# REQUIRED ACTION
The entries underneath need to be duplicated exactly, with none omitted.

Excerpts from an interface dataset
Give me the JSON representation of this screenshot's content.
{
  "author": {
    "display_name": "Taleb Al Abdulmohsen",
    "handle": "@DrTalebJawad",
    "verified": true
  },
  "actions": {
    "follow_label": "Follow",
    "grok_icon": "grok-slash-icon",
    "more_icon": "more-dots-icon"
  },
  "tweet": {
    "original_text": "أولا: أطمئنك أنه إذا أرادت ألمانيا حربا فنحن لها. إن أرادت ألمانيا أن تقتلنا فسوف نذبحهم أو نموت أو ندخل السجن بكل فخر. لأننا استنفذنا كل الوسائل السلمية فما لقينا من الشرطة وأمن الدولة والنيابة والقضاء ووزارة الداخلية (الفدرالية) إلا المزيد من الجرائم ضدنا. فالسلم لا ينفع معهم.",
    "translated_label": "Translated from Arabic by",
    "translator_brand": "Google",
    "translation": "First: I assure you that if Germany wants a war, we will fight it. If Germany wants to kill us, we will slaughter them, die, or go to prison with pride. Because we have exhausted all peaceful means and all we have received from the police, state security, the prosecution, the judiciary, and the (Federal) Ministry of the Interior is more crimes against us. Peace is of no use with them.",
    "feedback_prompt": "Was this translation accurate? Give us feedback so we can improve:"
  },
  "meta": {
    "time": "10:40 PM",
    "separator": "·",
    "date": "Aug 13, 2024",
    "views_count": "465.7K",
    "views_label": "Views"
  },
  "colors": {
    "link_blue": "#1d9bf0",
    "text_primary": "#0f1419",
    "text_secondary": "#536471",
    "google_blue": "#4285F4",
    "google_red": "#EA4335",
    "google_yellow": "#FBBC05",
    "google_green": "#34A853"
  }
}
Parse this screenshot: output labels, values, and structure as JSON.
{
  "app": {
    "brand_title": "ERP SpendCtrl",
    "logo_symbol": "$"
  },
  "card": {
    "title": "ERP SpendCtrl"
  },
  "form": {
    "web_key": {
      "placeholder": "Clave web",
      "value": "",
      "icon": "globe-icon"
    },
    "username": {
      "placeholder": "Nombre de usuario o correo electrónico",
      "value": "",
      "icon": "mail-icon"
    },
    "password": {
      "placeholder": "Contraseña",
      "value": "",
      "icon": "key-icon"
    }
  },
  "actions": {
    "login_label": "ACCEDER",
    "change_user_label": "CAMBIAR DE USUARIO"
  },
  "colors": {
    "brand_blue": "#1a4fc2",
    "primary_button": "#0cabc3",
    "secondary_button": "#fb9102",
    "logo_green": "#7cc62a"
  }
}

# REPLY TO THE EXERCISE
Give me the JSON representation of this screenshot's content.
{
  "author": {
    "display_name": "Taleb Al Abdulmohsen",
    "handle": "@DrTalebJawad",
    "verified": true
  },
  "actions": {
    "follow_label": "Follow",
    "grok_icon": "grok-slash-icon",
    "more_icon": "more-dots-icon"
  },
  "tweet": {
    "original_text": "أولا: أطمئنك أنه إذا أرادت ألمانيا حربا فنحن لها. إن أرادت ألمانيا أن تقتلنا فسوف نذبحهم أو نموت أو ندخل السجن بكل فخر. لأننا استنفذنا كل الوسائل السلمية فما لقينا من الشرطة وأمن الدولة والنيابة والقضاء ووزارة الداخلية (الفدرالية) إلا المزيد من الجرائم ضدنا. فالسلم لا ينفع معهم.",
    "translated_label": "Translated from Arabic by",
    "translator_brand": "Google",
    "translation": "First: I assure you that if Germany wants a war, we will fight it. If Germany wants to kill us, we will slaughter them, die, or go to prison with pride. Because we have exhausted all peaceful means and all we have received from the police, state security, the prosecution, the judiciary, and the (Federal) Ministry of the Interior is more crimes against us. Peace is of no use with them.",
    "feedback_prompt": "Was this translation accurate? Give us feedback so we can improve:"
  },
  "meta": {
    "time": "10:40 PM",
    "separator": "·",
    "date": "Aug 13, 2024",
    "views_count": "465.7K",
    "views_label": "Views"
  },
  "colors": {
    "link_blue": "#1d9bf0",
    "text_primary": "#0f1419",
    "text_secondary": "#536471",
    "google_blue": "#4285F4",
    "google_red": "#EA4335",
    "google_yellow": "#FBBC05",
    "google_green": "#34A853"
  }
}
Parse this screenshot: output labels, values, and structure as JSON.
{
  "app": {
    "brand_title": "ERP SpendCtrl",
    "logo_symbol": "$"
  },
  "card": {
    "title": "ERP SpendCtrl"
  },
  "form": {
    "web_key": {
      "placeholder": "Clave web",
      "value": "",
      "icon": "globe-icon"
    },
    "username": {
      "placeholder": "Nombre de usuario o correo electrónico",
      "value": "",
      "icon": "mail-icon"
    },
    "password": {
      "placeholder": "Contraseña",
      "value": "",
      "icon": "key-icon"
    }
  },
  "actions": {
    "login_label": "ACCEDER",
    "change_user_label": "CAMBIAR DE USUARIO"
  },
  "colors": {
    "brand_blue": "#1a4fc2",
    "primary_button": "#0cabc3",
    "secondary_button": "#fb9102",
    "logo_green": "#7cc62a"
  }
}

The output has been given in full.